The Royal Commission into the Protection and Detention of Children in the Northern Territory was triggered by Abu Ghraib-style footage of boys being tear gassed at Darwin’s notorious Don Dale Youth Detention Centre. The $54 million inquiry took eight months longer than originally anticipated and was over budget. The thrice-delayed final report was handed down in November, delivering a scathing assessment of shocking abuse that denied kids access to basic human needs such as water, food and toilet use. The NT government has already accepted some of the probe’s 226 recommendations, including calls for a radical policy shift toward diversion and rehabilitation, the closure of youth prisons and an Australian-first increase in the age of criminal responsibility from 10 years to 12. High profile former inmate Dylan Voller, who was infamously spit-hooded and strapped to a restraint chair while locked up, gave evidence to the inquiry and later said he hoped his ordeal could lead to national change in juvenile justice. The 15-month investigation found that ex guard Conan Zamolo breached international and Territory laws when he filmed a detainee masturbating in the shower, while systemic failures were ignored at the highest levels. But ex-CLP corrections minister John Elferink, who was sacked over the 2014 gassing incident, said he was vindicated when the inquiry failed to recommend any criminal charges. Commissioners Mick Gooda and Margaret White also pushed for a 10-year child protection strategy, an end to the detention of minors under 14 years who haven’t committed serious crimes, and to stop the use of isolation for managing behaviour. The proposed detention reforms are forecast to save $336 million over the next decade, but after calling the inquiry Prime Minister Malcolm Turnbull still hasn’t committed to help fund the implementation of the recommendations.

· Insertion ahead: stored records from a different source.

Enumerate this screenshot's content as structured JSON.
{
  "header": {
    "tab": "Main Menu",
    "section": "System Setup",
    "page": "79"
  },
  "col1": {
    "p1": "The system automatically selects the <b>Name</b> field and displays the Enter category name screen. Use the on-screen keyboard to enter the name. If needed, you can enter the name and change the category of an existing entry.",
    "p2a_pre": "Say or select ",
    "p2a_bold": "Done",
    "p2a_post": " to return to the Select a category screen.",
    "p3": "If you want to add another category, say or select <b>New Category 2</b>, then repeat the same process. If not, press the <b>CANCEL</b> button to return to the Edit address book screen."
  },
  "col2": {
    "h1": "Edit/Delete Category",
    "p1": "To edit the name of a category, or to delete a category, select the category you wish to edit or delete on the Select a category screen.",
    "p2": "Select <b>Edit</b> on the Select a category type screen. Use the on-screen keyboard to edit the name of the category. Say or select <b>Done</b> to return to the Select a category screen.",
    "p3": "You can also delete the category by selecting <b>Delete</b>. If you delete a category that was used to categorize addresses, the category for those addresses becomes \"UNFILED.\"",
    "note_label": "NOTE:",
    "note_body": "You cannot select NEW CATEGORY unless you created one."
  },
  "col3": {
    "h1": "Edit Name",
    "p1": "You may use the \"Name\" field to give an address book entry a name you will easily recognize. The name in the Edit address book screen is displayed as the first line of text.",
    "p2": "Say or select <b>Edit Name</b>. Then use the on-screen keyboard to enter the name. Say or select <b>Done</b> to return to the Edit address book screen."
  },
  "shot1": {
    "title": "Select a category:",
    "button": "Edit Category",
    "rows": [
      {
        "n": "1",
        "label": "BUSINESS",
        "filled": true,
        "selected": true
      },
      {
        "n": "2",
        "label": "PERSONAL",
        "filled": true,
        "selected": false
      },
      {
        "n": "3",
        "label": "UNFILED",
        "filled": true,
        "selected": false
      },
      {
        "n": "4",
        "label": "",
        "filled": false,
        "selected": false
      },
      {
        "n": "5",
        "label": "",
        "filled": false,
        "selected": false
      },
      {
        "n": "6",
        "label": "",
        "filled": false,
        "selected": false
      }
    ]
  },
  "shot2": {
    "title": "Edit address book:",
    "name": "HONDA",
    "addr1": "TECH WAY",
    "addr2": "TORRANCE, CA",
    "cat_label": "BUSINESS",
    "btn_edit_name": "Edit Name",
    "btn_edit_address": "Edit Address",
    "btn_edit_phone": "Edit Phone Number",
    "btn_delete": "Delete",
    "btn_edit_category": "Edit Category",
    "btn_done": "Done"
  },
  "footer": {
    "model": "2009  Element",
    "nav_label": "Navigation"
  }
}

West Australians turfed out Colin Barnett’s Liberal National Government in March in one of the most crushing election defeats in the nation’s history. Mr Barnett, the second-longest serving WA premier since World War II, led the state during the mining boom when it was awash with money. But by March this year it had ended and he was deeply unpopular. Former navy lawyer Mark McGowan returned Labor to power after nearly nine years in the wilderness and became the state’s 30th premier. Unemployment had officially risen to above six per cent and was the highest in the nation, underemployment was far higher and house prices were falling. Labor won 41 of the 59 seats in the lower house to take a 12-seat majority. Unlike leafy Cottesloe-based Mr Barnett, Mr McGowan was from working-class mortgage belt Rockingham on Perth’s outer southern edge. He played up that contrast and the Liberals’ controversial preference deal with the Pauline Hanson’s One Nation Party as symbolic. Since then, the realities of government have led to the premier breaking his signature election promise of no new taxes or increases on taxes with hikes to gold mining royalties and payroll tax, while slugging families with average $440 per year increases in utilities and other bills. Labor justified the decision on the basis that the dire state of the finances, including record debt tipped to go past $40 billion and record budget deficits were far worse than expected. Mr Barnett retired to the back bench, to be replaced as Liberal leader by his former treasurer Mike Nahan, and in December announced he would be leaving politics in January 2018.